Action item: What lines in the entries below contain the word "JSON"? Copy all of them.

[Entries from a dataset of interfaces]
******

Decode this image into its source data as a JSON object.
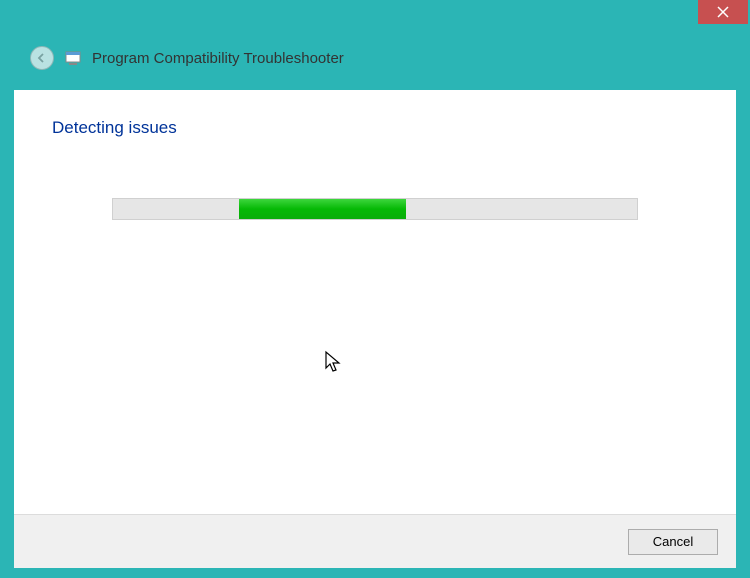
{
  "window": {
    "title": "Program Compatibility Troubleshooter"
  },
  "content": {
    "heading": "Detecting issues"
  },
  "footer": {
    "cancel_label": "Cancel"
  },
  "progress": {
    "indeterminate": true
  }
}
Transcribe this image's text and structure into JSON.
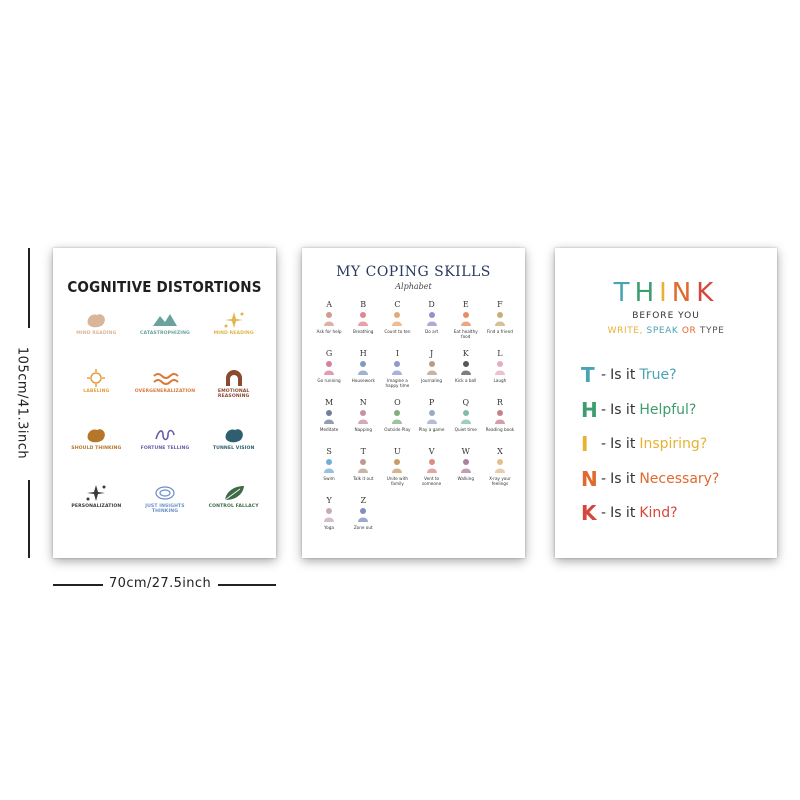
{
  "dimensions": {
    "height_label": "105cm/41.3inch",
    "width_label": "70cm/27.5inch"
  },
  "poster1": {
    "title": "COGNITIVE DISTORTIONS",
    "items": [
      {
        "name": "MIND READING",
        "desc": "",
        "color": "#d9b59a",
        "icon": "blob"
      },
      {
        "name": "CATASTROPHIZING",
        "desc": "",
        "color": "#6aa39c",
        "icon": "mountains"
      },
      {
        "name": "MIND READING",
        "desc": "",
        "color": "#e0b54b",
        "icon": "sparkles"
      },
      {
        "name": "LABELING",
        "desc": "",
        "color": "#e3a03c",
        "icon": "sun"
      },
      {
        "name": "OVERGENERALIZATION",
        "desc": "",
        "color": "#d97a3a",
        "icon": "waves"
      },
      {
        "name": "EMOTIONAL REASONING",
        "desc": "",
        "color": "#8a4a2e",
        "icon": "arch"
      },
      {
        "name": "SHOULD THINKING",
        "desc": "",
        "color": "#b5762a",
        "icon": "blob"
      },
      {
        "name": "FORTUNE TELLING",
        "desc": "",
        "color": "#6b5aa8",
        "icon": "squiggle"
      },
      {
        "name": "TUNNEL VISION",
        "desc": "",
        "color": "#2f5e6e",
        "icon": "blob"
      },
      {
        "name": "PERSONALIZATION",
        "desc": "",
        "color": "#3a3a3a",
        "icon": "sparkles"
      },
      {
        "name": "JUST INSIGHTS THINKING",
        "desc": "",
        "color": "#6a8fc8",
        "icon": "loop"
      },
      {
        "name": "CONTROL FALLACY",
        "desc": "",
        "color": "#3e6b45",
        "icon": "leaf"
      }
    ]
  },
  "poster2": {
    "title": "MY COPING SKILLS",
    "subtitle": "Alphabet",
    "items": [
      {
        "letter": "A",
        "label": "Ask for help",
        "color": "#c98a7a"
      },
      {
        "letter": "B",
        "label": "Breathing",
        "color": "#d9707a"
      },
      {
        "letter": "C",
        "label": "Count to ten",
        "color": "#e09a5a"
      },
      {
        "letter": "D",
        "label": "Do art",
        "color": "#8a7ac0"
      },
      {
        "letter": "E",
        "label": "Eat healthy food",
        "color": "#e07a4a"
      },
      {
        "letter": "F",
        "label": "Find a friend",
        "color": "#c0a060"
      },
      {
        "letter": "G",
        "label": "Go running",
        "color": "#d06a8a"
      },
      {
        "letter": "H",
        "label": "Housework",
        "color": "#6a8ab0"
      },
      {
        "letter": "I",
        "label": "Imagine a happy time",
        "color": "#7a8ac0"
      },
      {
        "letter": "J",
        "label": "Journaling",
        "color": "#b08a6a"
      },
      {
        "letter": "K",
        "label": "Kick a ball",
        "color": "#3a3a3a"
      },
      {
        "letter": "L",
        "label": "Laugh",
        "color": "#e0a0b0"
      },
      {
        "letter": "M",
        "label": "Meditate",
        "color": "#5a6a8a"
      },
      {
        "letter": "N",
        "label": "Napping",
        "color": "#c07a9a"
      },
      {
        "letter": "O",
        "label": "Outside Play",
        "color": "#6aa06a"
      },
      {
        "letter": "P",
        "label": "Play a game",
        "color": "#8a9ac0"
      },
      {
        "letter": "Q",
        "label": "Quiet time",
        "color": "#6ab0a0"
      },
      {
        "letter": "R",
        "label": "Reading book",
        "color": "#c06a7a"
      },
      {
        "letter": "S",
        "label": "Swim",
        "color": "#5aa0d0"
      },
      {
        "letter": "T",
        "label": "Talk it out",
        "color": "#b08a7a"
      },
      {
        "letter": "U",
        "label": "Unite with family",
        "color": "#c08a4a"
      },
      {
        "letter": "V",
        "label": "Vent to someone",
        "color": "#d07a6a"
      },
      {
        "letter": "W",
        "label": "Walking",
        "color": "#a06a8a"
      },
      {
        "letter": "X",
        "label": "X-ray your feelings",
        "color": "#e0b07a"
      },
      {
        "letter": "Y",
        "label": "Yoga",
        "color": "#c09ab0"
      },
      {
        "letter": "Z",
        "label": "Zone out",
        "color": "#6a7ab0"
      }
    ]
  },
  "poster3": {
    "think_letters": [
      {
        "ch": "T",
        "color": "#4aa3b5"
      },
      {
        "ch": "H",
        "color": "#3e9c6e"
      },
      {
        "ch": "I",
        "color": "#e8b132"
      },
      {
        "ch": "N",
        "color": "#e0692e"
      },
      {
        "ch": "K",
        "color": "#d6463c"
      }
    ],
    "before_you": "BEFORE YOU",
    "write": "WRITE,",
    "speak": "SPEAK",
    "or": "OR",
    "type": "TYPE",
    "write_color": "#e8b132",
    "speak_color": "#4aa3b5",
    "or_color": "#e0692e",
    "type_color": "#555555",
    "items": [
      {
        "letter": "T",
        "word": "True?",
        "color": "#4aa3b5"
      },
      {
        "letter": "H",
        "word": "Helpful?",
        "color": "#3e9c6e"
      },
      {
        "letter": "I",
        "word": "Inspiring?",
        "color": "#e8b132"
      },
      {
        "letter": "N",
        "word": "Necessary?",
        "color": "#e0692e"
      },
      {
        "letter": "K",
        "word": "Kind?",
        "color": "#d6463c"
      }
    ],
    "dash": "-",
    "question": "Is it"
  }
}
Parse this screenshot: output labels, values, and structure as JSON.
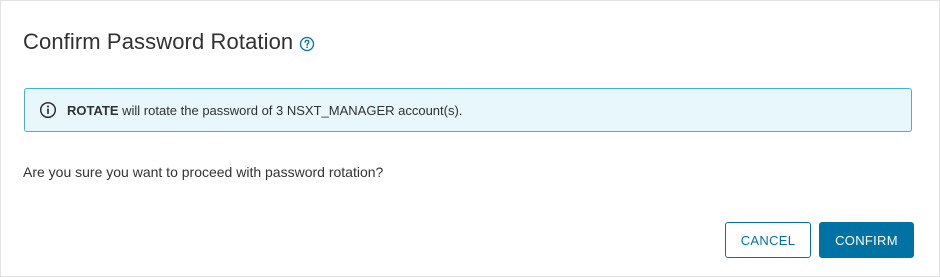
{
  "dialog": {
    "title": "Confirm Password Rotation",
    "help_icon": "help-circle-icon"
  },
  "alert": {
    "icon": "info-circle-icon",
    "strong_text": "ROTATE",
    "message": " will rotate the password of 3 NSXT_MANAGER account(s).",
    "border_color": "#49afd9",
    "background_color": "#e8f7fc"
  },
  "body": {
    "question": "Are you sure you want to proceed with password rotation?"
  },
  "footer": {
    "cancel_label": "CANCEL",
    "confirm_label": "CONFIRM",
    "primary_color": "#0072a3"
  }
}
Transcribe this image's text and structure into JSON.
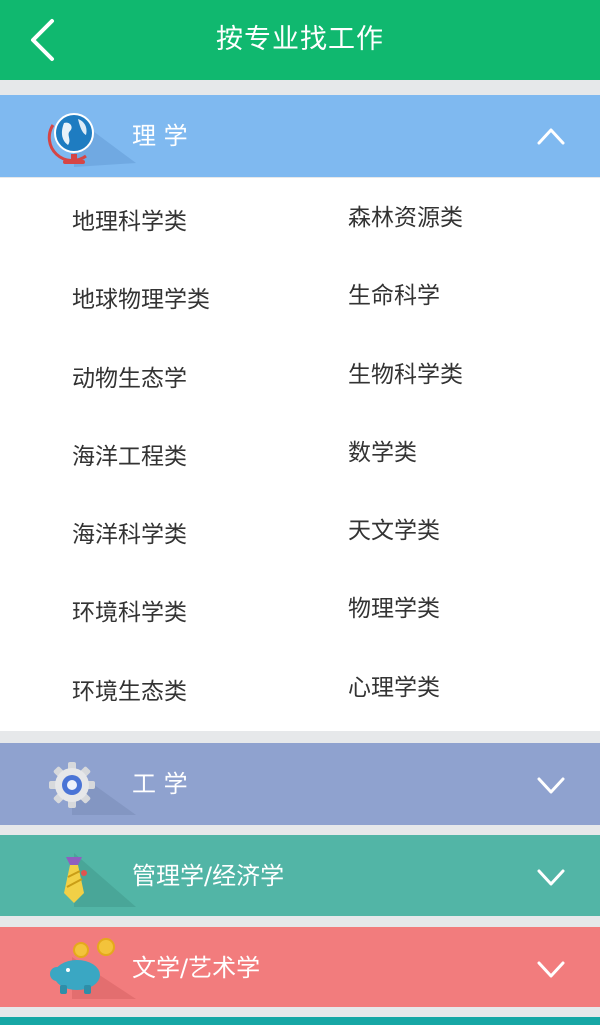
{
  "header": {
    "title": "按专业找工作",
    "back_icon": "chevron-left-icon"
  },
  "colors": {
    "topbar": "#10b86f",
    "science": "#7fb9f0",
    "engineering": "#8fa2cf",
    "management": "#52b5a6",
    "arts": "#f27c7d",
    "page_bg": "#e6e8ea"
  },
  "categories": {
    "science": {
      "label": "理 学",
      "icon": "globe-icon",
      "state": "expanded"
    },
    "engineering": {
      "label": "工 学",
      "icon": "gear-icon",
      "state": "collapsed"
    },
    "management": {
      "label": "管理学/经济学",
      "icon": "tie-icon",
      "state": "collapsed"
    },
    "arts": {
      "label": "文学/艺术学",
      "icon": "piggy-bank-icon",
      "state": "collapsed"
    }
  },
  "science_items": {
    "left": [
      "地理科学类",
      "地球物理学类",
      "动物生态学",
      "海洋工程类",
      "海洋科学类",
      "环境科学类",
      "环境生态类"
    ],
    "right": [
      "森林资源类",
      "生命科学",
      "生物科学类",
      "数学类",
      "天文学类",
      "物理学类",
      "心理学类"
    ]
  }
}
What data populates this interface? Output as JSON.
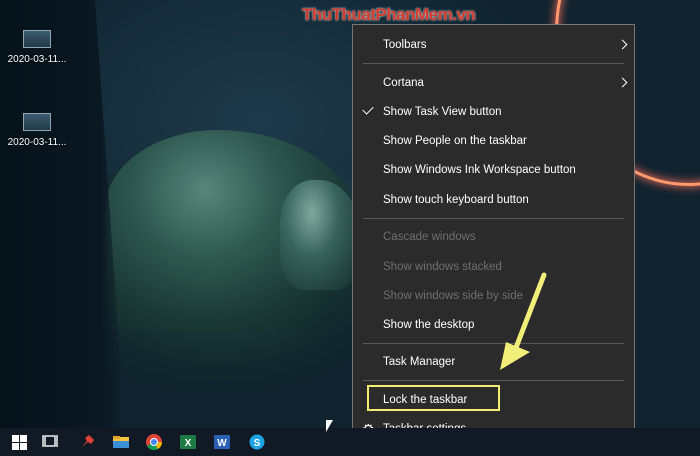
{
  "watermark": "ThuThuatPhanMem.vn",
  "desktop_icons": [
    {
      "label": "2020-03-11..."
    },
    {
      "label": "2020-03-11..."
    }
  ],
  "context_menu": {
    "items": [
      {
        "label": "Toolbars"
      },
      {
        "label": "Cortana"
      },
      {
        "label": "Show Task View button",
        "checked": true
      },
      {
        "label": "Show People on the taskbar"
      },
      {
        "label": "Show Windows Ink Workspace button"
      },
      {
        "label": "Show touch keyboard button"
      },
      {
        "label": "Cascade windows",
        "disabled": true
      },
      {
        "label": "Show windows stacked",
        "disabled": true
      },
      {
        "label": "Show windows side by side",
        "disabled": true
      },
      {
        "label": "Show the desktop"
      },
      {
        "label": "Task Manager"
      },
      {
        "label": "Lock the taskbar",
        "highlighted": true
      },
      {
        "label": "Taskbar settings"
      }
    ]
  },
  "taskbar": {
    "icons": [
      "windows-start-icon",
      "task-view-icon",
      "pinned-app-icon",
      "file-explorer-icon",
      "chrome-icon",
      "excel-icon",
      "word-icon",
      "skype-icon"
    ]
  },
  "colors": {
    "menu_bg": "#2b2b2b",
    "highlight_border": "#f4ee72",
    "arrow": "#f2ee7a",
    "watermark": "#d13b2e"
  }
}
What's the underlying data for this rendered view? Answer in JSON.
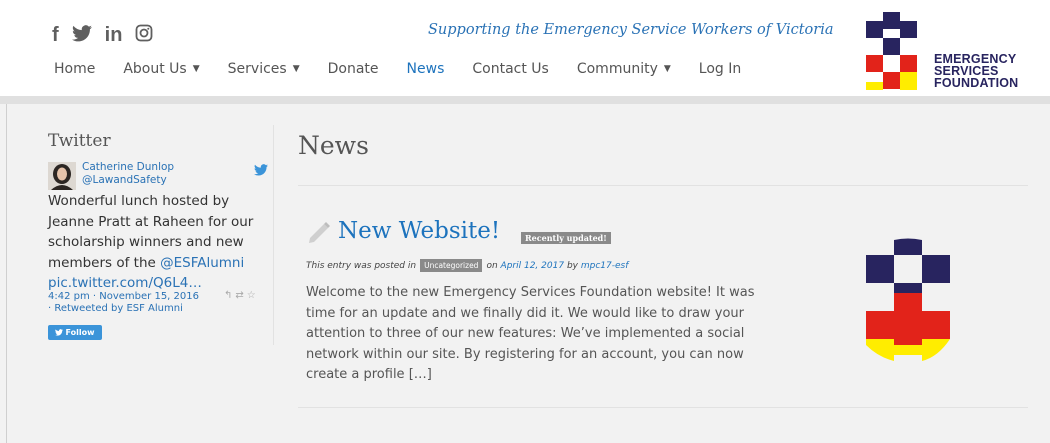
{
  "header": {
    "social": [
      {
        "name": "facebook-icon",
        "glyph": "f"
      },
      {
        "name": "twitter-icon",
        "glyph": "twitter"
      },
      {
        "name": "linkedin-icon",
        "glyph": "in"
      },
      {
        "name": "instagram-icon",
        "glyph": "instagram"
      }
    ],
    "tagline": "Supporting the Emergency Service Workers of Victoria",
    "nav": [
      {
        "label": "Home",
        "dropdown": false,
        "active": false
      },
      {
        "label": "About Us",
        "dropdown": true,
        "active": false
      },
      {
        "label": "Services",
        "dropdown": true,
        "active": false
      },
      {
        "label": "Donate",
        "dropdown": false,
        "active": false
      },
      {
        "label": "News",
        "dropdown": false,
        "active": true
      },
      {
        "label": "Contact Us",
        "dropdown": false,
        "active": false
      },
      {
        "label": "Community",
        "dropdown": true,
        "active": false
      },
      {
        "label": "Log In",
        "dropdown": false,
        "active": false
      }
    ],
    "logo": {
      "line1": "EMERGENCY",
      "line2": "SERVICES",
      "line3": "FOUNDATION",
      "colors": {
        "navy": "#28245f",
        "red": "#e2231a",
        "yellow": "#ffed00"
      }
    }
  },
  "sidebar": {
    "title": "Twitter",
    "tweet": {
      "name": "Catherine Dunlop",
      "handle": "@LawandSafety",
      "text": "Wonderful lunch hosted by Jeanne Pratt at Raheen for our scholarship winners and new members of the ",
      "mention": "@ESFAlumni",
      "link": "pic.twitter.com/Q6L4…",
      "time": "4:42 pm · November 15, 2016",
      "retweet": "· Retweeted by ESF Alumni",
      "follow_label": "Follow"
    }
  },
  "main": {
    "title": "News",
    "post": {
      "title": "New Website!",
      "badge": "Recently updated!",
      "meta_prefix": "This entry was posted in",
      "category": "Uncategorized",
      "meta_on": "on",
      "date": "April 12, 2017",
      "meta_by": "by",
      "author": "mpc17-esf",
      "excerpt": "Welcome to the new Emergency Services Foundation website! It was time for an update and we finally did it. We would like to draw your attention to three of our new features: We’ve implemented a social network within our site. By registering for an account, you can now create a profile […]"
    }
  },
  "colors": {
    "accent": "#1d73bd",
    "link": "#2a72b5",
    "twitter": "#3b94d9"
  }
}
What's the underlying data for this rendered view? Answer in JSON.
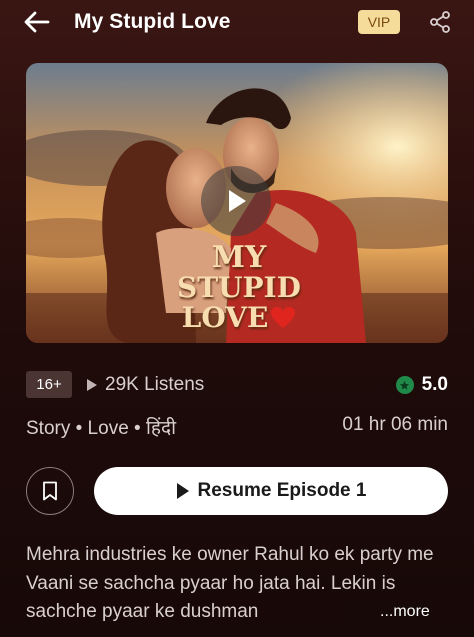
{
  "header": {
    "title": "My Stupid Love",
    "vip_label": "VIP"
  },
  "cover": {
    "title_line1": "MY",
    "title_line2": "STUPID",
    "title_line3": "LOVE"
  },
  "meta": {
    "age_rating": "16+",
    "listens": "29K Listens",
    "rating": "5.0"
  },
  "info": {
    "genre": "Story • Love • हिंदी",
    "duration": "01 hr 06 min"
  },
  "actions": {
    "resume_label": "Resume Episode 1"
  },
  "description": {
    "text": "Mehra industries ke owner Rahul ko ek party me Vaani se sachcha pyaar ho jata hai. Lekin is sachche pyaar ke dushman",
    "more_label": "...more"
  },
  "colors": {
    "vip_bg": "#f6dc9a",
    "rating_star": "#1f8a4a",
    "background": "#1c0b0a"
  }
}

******

Exercise response:
Decode this image into its source data as a JSON object.
Transcribe this image's text and structure into JSON.
Parse this screenshot: output labels, values, and structure as JSON.
Transcribe this image's text and structure into JSON.
What data populates this interface? Output as JSON.
What's the underlying data for this rendered view? Answer in JSON.
What's the underlying data for this rendered view? Answer in JSON.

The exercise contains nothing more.